I could sing along to seven of the eleven tracks; this record had shocking radio presence at the time.Who pays attention to this anymore? The aux cord killed the radio star. In Freetown, the hot radio tracks areDownby Jay Sean and something by Hot Chelle Rae. Two late-album tracks which I didn’t remember aged especially well: the funkish “I’ll Be Waiting” and the noir “He Won’t Go”.
Here are some other albums I listened to for the first time this month. I really enjoyed each one; if this makes you think of any recommendations, please send them along!
Civilian, Wye Oak
Good Hope, Dave Holland, Zakir Hussain,My Spotify top artist of 2020. and Chris Potter
Fetch the Bolt Cutters, Fiona Apple
Begin Again, Fred Hersch (with the WDR Big Band)
Homecoming: The Live Album, Beyoncé
Soundtrack to Color Out of Space, Colin Stetson
On my first day as a consultant in 2019, someone joked that I didn’t have to download Microsoft Word because “you’ll always be working in PowerPoint anyway.”After two years of government consulting, I firmly believe at least a third of DC’s economy is generated by people a) making slide decks and b) reading them outloud to other people. On my second day as a consultant, my new boss, the excellent Aschley Schiller, told me that a client had requested we turn a beautiful slide deck into a 50-page report. This was said with a proper amount of regret for the loss of efficiency this transformation would represent.
Now, in a research position suspended between academia and NGOs, I often work in the opposite direction. After weeks of research, data collection, and analysis, we sit down and write. Only after producing a report or working paper can we make the slide decks.
In mid-April, two of my working papers were accepted for presentation at at the American Political Science Association’s meeting in October. My former professor and research advisor S.P. Harish has shepherded me through the process for one of these papers, but I’ll be presenting both of them in Seattle this fall! Over the next few months, I’ll be spending a lot of time getting these two presentations down pat.
While I was living in India, I had a secret. It’s the kind of secret that will make your Indian friends stop being your friends. I successfully lived in Kolkata, Bangalore, and Lucknow for months with no one ever discovering that I don’t like mango.
I don’t hate mango, per se. It’s fine, I guess.

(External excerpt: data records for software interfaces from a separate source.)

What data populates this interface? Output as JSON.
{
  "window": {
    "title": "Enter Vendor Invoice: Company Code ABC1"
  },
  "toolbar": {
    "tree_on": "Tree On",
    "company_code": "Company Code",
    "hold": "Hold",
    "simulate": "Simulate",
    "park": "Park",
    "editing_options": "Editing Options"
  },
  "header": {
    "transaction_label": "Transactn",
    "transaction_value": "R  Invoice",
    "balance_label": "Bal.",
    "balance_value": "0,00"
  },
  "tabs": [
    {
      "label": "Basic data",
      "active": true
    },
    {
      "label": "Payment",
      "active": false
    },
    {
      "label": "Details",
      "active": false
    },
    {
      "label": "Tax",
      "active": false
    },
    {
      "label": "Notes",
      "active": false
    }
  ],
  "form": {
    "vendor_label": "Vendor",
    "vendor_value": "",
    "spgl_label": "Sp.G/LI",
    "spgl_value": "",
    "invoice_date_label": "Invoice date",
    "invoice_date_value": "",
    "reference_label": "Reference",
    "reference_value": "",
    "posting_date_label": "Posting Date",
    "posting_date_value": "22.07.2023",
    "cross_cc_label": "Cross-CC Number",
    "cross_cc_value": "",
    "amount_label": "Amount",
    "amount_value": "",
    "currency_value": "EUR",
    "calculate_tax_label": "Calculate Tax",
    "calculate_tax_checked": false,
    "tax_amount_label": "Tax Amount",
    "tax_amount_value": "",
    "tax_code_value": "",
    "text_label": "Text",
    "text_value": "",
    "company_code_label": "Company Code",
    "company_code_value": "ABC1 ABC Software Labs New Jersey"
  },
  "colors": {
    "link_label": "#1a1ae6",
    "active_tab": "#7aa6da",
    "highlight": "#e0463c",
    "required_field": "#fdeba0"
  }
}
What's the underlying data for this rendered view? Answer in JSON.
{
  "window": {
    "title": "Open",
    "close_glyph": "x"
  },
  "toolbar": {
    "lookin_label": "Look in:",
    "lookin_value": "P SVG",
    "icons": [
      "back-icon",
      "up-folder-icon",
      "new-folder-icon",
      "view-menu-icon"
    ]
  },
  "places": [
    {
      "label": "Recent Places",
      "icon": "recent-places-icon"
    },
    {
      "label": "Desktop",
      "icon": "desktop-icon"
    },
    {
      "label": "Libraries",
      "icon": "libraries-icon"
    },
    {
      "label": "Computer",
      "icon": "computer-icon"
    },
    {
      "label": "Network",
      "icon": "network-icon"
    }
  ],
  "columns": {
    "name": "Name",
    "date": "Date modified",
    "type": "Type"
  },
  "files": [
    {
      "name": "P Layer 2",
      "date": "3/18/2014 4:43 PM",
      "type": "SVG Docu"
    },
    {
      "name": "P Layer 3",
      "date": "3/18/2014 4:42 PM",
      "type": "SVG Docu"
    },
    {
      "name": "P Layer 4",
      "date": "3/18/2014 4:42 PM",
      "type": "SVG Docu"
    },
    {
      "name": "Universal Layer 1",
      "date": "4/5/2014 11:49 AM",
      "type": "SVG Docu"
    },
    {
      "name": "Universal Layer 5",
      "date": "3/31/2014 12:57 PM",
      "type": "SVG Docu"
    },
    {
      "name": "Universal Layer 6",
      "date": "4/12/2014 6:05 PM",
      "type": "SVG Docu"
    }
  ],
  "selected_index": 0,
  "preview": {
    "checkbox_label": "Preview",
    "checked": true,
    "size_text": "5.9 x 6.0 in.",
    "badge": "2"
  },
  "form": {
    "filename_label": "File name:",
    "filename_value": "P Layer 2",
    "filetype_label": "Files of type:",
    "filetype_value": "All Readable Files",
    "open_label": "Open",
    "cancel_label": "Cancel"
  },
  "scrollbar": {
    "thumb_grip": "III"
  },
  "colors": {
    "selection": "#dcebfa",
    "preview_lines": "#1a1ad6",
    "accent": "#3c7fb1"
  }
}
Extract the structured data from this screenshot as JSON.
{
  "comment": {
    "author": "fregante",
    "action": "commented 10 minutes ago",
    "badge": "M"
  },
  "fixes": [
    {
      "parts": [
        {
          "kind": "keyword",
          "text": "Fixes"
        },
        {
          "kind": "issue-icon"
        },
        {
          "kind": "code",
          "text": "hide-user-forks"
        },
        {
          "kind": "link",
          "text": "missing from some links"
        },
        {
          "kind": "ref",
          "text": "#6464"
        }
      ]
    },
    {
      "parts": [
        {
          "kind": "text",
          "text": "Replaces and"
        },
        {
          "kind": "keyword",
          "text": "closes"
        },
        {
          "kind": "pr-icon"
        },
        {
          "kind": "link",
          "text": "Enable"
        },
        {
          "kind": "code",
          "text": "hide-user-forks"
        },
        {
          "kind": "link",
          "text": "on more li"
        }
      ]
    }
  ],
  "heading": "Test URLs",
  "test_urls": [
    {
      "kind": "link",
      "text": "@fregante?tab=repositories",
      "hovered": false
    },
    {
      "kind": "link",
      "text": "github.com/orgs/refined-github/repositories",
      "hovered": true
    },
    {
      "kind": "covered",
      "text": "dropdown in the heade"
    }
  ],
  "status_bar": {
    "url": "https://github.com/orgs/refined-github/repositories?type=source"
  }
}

It goes great in smoothies! But I just can’t muster any enthusiasm for the fruit. In Freetown, my ambivalence doesn’t matter, though, because the pineapple here is amazing.
Seriously — I would eat half a pineapple per day. These things are so fresh and so cheap, there’s nothing stopping me … except I am terrible at choosing them. Of the dozen I’ve brought home from one of the roadside stalls, our housekeeper Fatmatah has declared at least half of them unsalvageable. Some of these mistakes are forgiveable, like a slightly off-yellow color. Others are not: yesterday, I missed the fact that the bottom half of a pineapple had the consistency of a water balloon. When I’m particularly desperate, I’ll outsource my retail pineapple shopping to one of my housemates with a demonstrated ability.
Anyone in the pineapple business has it rough; I won’t hold this against them. Pineapples take almost two years to reach maturity, and those leaves are damn pointy. By now, I’m pretty sure that half of the women running fruit stands along western Freetown’s main road recognize me as an easy mark to offload past-ripe produce onto. I’m a willing dupe: I’m still chasing that pineapple high. And at some point I’m going to figure out how to choose a decent one for myself.